The lines to copy from the data below are those that hold the string "selected".
____________
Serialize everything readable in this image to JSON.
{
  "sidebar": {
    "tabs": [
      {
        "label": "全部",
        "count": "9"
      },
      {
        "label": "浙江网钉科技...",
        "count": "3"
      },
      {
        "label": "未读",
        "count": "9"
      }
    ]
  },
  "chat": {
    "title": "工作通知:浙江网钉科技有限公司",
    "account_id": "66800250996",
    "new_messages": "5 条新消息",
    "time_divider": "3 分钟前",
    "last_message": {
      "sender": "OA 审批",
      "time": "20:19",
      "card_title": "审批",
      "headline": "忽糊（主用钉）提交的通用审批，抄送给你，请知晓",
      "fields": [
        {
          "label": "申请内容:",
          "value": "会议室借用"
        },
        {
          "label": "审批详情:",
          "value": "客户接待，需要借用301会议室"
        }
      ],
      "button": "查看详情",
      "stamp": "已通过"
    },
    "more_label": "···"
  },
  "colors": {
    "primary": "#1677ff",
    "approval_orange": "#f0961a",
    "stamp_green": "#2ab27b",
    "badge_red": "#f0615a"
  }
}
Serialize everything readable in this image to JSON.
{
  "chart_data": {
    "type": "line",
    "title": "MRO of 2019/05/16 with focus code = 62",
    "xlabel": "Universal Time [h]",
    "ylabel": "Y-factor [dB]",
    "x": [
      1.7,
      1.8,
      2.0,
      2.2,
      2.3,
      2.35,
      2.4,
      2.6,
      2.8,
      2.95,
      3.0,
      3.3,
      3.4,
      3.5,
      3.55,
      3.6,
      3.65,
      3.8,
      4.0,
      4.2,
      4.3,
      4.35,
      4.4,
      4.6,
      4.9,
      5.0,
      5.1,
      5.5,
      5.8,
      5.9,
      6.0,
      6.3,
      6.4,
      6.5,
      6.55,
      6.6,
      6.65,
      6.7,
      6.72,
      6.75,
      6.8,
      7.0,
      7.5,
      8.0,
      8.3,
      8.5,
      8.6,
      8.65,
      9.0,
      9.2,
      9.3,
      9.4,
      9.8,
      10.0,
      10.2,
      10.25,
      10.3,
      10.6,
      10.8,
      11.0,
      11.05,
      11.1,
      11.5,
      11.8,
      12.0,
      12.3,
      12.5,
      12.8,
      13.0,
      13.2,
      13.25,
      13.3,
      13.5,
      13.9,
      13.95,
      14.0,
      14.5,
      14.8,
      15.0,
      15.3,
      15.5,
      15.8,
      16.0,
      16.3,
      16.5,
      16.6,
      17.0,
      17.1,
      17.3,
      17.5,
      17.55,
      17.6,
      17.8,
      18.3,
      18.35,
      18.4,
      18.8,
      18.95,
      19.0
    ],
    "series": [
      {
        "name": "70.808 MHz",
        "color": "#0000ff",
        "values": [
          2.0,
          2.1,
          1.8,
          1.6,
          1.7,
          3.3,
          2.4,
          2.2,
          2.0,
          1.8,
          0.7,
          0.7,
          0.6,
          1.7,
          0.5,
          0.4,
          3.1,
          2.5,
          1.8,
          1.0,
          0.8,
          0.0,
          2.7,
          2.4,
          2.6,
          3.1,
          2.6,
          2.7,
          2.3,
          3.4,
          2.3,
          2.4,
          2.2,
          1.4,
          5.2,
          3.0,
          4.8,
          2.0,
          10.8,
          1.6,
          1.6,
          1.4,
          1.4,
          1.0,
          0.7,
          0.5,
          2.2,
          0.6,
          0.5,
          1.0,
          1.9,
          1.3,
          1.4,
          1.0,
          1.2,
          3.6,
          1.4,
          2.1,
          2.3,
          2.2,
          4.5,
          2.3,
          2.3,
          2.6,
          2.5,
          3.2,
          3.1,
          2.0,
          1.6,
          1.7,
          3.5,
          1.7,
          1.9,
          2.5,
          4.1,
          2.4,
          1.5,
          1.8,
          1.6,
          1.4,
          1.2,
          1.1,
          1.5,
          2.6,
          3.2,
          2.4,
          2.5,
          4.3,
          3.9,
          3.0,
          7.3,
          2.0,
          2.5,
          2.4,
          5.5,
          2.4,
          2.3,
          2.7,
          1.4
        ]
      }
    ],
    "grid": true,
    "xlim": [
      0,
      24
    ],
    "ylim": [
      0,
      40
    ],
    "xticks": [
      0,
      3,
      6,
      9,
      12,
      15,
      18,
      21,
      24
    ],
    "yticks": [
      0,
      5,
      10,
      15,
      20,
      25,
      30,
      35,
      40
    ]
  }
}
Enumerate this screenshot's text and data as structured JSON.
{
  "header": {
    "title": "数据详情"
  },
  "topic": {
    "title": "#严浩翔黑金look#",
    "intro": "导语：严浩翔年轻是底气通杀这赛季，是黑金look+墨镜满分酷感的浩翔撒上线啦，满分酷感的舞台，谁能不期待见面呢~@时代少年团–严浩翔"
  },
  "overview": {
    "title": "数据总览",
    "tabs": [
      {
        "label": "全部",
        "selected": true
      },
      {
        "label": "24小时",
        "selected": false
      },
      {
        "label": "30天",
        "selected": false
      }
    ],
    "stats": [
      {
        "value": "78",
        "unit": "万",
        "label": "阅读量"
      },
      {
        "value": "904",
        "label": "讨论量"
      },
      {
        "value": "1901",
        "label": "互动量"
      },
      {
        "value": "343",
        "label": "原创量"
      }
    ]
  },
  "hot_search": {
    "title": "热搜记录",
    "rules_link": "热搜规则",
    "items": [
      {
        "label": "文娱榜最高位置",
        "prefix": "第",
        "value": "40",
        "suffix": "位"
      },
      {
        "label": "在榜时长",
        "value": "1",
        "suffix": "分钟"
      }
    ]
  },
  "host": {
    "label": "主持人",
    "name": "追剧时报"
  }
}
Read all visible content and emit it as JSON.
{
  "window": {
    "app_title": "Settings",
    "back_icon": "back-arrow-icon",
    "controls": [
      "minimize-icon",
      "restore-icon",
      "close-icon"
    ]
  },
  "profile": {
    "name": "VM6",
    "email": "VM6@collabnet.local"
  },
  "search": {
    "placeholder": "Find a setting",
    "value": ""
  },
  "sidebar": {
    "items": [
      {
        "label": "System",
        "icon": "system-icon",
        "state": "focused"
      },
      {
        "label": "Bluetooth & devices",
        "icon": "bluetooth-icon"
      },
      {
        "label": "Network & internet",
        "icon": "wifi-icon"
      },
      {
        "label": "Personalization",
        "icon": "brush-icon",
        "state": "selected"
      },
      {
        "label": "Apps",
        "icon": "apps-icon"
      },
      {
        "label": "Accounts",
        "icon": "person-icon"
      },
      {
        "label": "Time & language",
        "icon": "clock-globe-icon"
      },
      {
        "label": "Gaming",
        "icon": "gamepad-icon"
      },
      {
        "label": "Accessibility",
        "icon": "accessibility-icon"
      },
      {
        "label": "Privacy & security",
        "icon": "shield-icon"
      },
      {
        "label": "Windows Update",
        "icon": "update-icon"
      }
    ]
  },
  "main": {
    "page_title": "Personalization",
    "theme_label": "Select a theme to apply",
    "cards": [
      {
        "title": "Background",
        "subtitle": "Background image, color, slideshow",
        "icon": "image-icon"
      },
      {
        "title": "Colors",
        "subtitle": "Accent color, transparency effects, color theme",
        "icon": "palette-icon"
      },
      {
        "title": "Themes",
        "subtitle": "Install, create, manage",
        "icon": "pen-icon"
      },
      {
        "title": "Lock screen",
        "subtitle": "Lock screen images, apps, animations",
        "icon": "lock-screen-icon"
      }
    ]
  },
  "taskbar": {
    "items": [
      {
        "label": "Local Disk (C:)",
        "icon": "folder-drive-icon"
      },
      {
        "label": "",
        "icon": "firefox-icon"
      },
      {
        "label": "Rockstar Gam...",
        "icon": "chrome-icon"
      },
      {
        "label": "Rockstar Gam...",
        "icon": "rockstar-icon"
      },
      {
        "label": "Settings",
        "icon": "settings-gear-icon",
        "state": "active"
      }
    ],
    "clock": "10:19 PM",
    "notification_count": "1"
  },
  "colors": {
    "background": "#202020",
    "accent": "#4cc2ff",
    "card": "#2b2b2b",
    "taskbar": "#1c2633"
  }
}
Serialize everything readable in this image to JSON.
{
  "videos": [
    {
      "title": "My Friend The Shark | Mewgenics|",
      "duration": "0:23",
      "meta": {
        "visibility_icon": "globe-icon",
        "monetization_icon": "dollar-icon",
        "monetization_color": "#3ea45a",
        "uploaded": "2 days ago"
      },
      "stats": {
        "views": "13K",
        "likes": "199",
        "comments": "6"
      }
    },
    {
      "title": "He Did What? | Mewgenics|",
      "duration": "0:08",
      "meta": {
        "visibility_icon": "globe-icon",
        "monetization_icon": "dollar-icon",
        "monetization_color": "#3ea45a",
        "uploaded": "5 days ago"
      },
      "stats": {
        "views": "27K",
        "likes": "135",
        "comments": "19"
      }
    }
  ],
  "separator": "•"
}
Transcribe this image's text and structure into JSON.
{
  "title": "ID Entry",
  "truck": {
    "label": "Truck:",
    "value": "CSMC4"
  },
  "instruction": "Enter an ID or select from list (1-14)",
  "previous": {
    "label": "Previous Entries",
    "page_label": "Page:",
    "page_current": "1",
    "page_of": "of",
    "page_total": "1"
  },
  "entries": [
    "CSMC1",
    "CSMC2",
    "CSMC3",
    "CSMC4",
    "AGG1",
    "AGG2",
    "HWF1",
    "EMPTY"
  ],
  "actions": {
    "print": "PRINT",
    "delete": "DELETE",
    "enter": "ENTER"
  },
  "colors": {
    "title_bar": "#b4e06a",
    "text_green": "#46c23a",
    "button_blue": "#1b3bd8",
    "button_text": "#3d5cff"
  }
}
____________
ANSWER TO THIS TASK
        "selected": true
        "selected": false
        "selected": false
        "state": "selected"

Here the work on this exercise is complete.